Problem details
Tell how many lines in the data hold "this", giving that figure alone.

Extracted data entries
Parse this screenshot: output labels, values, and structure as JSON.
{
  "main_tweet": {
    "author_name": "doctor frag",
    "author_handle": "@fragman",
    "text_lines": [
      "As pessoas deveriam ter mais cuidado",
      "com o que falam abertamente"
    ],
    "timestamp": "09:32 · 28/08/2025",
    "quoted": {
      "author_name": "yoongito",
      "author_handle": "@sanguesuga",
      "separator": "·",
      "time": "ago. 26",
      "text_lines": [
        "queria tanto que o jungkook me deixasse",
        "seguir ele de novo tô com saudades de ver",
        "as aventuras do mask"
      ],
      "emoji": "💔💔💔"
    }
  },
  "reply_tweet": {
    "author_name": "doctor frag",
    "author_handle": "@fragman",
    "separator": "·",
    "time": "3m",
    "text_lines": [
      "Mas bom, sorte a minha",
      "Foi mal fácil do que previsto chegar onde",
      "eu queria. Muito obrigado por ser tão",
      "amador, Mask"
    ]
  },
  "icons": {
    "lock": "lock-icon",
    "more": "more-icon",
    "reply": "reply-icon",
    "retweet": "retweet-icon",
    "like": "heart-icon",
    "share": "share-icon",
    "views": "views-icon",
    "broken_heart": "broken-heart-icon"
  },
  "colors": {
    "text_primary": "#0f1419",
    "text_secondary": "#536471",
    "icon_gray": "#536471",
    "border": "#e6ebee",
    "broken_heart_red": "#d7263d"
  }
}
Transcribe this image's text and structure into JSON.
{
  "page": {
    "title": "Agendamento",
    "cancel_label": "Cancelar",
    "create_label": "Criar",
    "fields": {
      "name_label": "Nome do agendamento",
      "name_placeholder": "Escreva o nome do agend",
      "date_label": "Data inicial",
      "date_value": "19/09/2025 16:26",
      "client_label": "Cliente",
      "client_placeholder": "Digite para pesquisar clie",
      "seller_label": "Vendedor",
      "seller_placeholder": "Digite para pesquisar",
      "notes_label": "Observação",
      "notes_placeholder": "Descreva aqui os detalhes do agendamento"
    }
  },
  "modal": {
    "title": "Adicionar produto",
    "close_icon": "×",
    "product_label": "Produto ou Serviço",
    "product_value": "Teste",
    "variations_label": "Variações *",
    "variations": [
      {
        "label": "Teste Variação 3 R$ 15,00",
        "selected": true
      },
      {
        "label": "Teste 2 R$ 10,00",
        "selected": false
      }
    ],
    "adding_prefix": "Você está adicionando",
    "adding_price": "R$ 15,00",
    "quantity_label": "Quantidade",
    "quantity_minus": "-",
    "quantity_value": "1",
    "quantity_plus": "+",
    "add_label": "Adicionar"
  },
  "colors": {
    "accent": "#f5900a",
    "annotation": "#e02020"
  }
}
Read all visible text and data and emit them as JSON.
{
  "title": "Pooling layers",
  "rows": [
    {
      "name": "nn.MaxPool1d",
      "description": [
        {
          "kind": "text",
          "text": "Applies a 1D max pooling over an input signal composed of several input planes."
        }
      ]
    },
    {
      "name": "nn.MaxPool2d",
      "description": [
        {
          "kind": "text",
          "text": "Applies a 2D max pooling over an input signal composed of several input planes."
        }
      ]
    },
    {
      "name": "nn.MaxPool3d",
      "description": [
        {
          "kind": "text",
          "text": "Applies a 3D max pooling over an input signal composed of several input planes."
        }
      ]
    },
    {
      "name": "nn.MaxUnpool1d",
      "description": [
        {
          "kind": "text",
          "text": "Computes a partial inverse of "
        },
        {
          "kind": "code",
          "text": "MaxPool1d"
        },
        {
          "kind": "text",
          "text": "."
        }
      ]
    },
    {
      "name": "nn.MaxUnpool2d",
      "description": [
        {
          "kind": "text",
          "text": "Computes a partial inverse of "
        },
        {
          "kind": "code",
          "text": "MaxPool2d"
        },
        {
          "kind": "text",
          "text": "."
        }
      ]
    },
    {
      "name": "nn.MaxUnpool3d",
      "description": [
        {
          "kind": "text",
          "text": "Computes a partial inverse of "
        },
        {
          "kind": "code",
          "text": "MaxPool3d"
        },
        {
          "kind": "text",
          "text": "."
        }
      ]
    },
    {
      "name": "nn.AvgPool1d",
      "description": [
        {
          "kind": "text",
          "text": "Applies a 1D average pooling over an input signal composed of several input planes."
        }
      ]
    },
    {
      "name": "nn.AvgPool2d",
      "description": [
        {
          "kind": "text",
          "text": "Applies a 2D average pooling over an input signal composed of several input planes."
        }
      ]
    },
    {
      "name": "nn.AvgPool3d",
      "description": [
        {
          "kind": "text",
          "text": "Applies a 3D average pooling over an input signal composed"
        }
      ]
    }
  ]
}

Result
2